With its almost 27 acres (more then 100.000 sqm) Lankester Botanical Garden today houses the largest in the world collection of orchids.
You can easily walk through the garden by following a path, which will take you through eight different plant collections (see the map).
The first one you will inevitably start with is of course orchids. A huge green house full of them is the first you are going to see after the entrance.
The end of the rain season is not the best time of the year to see flowering plants. Also, I’m not really an orchid guy and we were a bit in a harry to the airport so I kind of skipped that green house. I took just a few photos here.
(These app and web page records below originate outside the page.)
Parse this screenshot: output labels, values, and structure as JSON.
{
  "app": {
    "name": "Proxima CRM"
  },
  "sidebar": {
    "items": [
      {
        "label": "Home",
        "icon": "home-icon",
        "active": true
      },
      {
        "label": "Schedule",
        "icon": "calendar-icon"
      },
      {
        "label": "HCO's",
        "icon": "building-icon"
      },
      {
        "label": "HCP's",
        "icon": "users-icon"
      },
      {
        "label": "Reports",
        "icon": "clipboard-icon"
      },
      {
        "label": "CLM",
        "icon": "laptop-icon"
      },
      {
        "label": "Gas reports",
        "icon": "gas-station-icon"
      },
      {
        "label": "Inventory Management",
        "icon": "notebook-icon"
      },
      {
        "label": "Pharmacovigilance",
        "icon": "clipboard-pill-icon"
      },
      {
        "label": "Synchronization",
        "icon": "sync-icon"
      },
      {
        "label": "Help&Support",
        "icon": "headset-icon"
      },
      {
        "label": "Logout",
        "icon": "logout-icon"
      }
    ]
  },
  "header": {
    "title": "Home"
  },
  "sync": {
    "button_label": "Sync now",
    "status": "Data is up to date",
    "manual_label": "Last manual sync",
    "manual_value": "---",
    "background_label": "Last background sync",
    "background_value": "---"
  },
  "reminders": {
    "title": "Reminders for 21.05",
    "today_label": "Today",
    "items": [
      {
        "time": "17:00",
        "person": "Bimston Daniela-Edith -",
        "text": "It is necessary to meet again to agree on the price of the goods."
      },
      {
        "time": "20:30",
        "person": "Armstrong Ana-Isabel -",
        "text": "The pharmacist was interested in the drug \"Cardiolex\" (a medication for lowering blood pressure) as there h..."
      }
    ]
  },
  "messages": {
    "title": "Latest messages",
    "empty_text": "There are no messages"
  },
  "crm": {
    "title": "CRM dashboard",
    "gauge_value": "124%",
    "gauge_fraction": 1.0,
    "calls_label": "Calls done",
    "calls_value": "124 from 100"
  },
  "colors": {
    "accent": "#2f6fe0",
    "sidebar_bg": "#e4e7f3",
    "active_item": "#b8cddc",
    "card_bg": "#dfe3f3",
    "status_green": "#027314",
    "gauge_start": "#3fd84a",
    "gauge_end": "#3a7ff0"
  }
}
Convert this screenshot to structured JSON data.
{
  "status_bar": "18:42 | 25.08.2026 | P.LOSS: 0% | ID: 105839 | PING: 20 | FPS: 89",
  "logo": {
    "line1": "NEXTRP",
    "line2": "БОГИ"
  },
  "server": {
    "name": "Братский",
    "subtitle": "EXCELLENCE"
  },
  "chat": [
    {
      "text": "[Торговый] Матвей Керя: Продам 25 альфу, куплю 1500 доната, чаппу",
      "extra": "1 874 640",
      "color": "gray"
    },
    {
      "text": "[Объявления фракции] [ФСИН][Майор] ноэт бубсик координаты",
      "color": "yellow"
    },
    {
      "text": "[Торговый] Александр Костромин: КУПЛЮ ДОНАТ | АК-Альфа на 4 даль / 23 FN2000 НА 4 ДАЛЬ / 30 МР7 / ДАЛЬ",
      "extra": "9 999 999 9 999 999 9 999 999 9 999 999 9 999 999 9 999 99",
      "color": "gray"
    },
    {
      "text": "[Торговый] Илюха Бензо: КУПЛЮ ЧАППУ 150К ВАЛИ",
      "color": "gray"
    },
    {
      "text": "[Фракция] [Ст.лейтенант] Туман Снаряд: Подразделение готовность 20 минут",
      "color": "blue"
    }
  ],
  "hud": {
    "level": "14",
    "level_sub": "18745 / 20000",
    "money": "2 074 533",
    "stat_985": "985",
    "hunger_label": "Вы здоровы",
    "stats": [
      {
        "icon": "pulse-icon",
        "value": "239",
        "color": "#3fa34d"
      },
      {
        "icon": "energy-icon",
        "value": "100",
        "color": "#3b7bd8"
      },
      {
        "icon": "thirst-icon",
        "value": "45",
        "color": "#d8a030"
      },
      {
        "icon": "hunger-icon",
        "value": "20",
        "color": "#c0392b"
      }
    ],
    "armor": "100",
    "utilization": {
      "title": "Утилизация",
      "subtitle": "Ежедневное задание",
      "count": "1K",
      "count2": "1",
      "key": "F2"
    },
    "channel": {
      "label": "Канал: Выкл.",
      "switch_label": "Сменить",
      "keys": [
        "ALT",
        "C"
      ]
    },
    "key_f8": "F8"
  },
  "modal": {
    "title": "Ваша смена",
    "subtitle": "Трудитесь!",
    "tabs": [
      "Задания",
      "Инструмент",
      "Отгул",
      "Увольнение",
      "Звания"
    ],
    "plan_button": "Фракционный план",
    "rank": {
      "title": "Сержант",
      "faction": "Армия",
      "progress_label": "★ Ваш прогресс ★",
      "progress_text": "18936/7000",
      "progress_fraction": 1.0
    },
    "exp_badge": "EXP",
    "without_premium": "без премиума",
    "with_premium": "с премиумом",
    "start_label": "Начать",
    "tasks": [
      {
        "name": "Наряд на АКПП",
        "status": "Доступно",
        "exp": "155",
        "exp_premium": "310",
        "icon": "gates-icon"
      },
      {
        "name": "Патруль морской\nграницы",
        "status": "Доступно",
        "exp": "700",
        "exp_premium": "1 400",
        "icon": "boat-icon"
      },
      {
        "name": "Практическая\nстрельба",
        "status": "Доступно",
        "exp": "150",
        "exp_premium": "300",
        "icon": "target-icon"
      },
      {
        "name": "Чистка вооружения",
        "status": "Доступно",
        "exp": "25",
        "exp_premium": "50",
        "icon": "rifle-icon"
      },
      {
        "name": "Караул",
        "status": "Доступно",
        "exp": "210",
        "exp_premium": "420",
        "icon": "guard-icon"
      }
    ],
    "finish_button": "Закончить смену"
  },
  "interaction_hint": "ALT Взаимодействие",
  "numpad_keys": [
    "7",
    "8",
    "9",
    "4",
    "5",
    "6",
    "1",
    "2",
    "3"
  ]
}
Next on the path after the greenhouse is a loop around Japanese Garden. With its pond, a wall of bamboo and a large Japanese style wooden building, this is a popular place for wedding photography.
Back from Japan you will next enter a patch of so called secondary forest. This is the name for the forests which had a chance to regenerate from timber harvest and deforestation. Here in the garden it is an example and a study case of what should be done in a much larger scale throughout the tropics.
Because of the luck of time I had to skip almost the half of the garden, namely the cacti and succulents part as well as ferns.
Instead I prioritized my favorite plant family Zingiberales. Celebrity family members there are bananas, Heliconia, Bird of Paradise (Strelitzia reginae) and the largest of them all Traveler’s tree (Ravenala madagascariensis). I actually do have them all growing in our living room.
So here I just had to explore everything and I didn’t stay just on the path. See the photo proof below.
Bromeliads and palms
The more time I spent with my beloved Zingiberales, the less time I had left for the last two parts of the garden, unfortunately. So just a few photos on the run from there.
THANK YOU COSTA RICA! LA PURA VIDA!
And that was our last day on that trip to Costa Rica, but I’m sure it wasn’t our last trip there. A big thank you would be also appropriate to my dear partner Alex for following with me on all my geeky botanical adventures. Also a special thank you for our friend and amazing photographer Erick Matamoros for this lovely day to remember and also for this photo in my right environment:
The post A stroll in home jungles appeared first on Tropics @Home.
Follow me on a short 8min video stroll through our home-grown jungles, our tropics at home on a couple of square meters. This is my entire, well almost, “collection” of tropical plants I grow indoors in our flat in Stockholm, Sweden. With plant names.
I did the footage in the end of March this year (2017), but I had time only now to edit it and upload. That is also my first attempt of using Adobe After Effects for editing (adding plant names, photos of them when in bloom and some inspirational music).
You can read more about some plants featured in the video here: